• AIM OF THE EXERCISE
Retype the entries below exactly, but begin at the line containing "Transcribe this image's" and end at the last line.

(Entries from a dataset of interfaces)
++++

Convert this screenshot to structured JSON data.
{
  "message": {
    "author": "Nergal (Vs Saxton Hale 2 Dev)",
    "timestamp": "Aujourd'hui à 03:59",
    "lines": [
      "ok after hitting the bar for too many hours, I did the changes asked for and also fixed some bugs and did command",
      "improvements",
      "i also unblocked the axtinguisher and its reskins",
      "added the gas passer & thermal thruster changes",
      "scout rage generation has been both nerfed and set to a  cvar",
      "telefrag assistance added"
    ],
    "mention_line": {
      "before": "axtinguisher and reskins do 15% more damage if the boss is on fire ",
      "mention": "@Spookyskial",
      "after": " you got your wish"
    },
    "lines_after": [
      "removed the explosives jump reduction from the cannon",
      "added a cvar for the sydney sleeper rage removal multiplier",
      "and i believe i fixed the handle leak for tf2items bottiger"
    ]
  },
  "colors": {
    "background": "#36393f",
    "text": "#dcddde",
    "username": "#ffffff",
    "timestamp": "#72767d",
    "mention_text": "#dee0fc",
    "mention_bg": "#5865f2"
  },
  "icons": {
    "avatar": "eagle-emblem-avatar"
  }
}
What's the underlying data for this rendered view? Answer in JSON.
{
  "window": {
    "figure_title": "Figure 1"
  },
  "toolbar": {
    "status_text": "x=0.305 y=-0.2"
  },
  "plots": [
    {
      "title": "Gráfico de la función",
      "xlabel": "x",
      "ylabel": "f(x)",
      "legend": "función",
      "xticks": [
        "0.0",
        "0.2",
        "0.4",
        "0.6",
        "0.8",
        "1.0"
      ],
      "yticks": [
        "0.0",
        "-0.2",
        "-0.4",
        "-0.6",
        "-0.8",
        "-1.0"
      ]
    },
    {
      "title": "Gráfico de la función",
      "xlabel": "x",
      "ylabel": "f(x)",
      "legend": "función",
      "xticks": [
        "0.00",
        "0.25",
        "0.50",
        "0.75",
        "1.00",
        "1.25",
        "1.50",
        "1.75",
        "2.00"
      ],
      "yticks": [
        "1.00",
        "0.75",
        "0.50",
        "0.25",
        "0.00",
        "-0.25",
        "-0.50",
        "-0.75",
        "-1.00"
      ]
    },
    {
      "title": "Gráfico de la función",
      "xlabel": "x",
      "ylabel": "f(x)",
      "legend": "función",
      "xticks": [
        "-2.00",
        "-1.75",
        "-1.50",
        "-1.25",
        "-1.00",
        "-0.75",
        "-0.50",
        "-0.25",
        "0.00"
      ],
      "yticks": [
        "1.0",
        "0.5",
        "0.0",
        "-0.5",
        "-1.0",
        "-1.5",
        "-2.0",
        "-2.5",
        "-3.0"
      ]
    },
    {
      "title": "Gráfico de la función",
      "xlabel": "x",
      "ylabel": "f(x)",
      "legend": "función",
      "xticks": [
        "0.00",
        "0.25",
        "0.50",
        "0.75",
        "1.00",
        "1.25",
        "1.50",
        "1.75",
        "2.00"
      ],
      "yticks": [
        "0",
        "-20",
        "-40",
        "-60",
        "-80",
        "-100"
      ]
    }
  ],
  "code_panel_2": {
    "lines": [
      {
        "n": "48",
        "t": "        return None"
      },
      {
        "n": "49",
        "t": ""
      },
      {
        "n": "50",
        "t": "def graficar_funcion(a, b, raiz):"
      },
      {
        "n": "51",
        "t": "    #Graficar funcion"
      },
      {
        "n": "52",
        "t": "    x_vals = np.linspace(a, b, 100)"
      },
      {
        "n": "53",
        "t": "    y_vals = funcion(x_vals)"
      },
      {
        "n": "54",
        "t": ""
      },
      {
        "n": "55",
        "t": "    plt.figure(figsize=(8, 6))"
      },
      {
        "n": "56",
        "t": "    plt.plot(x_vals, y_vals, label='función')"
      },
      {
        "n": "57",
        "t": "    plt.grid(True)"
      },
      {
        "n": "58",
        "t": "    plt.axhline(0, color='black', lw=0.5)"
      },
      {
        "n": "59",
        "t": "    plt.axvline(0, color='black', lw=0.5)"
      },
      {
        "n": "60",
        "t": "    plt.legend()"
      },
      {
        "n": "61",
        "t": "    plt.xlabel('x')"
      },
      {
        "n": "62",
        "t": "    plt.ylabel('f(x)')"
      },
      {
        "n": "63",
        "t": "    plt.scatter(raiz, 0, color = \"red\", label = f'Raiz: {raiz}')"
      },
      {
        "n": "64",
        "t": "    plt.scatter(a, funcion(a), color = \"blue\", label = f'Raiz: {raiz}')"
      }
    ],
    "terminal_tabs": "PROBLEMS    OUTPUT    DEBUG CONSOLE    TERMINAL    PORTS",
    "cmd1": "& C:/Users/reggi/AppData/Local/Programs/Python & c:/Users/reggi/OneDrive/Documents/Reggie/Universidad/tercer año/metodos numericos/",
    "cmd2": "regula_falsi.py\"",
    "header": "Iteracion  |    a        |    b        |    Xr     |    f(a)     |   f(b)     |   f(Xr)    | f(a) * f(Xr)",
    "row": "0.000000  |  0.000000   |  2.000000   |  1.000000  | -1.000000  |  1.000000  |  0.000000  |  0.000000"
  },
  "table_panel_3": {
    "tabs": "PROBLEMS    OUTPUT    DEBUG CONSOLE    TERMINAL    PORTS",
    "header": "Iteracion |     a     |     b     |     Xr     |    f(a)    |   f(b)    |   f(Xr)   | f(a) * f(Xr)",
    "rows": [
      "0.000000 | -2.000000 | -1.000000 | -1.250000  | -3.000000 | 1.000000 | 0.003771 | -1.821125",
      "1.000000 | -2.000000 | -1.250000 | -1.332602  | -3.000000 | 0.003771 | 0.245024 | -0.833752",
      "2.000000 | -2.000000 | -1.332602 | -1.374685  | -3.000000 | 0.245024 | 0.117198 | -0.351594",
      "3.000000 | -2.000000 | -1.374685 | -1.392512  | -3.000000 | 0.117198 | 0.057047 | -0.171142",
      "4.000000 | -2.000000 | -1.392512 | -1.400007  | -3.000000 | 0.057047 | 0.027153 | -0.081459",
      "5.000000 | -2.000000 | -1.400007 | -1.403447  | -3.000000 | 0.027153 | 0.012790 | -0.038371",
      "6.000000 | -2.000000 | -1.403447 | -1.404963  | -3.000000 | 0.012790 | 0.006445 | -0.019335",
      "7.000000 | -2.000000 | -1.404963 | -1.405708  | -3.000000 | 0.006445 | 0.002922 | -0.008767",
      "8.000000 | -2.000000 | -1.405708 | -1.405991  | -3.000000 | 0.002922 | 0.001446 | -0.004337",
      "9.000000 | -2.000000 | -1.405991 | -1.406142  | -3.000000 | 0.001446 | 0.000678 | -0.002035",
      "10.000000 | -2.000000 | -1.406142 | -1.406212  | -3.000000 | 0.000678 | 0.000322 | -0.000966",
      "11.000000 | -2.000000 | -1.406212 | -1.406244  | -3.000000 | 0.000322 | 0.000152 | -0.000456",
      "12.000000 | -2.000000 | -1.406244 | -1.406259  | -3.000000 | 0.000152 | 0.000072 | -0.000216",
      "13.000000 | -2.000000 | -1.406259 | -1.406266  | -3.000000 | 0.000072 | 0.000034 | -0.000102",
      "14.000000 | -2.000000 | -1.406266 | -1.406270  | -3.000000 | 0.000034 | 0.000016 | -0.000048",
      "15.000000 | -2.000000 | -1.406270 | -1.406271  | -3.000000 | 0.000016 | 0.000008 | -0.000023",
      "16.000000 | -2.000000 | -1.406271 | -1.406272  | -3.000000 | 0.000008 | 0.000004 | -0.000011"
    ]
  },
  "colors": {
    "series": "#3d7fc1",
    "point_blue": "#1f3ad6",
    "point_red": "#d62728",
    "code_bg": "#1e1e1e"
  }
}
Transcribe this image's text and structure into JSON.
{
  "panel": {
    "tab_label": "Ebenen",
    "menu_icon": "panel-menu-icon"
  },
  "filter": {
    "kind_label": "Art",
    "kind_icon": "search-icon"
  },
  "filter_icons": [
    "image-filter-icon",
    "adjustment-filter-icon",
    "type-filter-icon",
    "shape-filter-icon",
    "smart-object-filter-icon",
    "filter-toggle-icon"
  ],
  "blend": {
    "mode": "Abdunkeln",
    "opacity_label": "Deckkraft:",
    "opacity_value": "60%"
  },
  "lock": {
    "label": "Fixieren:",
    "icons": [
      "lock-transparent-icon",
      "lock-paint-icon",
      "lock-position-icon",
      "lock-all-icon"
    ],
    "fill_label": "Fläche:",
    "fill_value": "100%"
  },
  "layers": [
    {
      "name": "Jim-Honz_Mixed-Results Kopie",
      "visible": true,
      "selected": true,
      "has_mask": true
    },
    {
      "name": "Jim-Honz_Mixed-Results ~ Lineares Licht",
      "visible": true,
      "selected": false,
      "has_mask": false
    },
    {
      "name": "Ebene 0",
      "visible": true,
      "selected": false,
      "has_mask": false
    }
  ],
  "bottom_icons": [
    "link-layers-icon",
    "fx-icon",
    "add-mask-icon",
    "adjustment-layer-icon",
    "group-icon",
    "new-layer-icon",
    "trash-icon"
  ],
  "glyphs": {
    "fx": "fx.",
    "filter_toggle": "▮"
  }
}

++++

• ANSWER TO THE EXERCISE
Transcribe this image's text and structure into JSON.
{
  "panel": {
    "tab_label": "Ebenen",
    "menu_icon": "panel-menu-icon"
  },
  "filter": {
    "kind_label": "Art",
    "kind_icon": "search-icon"
  },
  "filter_icons": [
    "image-filter-icon",
    "adjustment-filter-icon",
    "type-filter-icon",
    "shape-filter-icon",
    "smart-object-filter-icon",
    "filter-toggle-icon"
  ],
  "blend": {
    "mode": "Abdunkeln",
    "opacity_label": "Deckkraft:",
    "opacity_value": "60%"
  },
  "lock": {
    "label": "Fixieren:",
    "icons": [
      "lock-transparent-icon",
      "lock-paint-icon",
      "lock-position-icon",
      "lock-all-icon"
    ],
    "fill_label": "Fläche:",
    "fill_value": "100%"
  },
  "layers": [
    {
      "name": "Jim-Honz_Mixed-Results Kopie",
      "visible": true,
      "selected": true,
      "has_mask": true
    },
    {
      "name": "Jim-Honz_Mixed-Results ~ Lineares Licht",
      "visible": true,
      "selected": false,
      "has_mask": false
    },
    {
      "name": "Ebene 0",
      "visible": true,
      "selected": false,
      "has_mask": false
    }
  ],
  "bottom_icons": [
    "link-layers-icon",
    "fx-icon",
    "add-mask-icon",
    "adjustment-layer-icon",
    "group-icon",
    "new-layer-icon",
    "trash-icon"
  ],
  "glyphs": {
    "fx": "fx.",
    "filter_toggle": "▮"
  }
}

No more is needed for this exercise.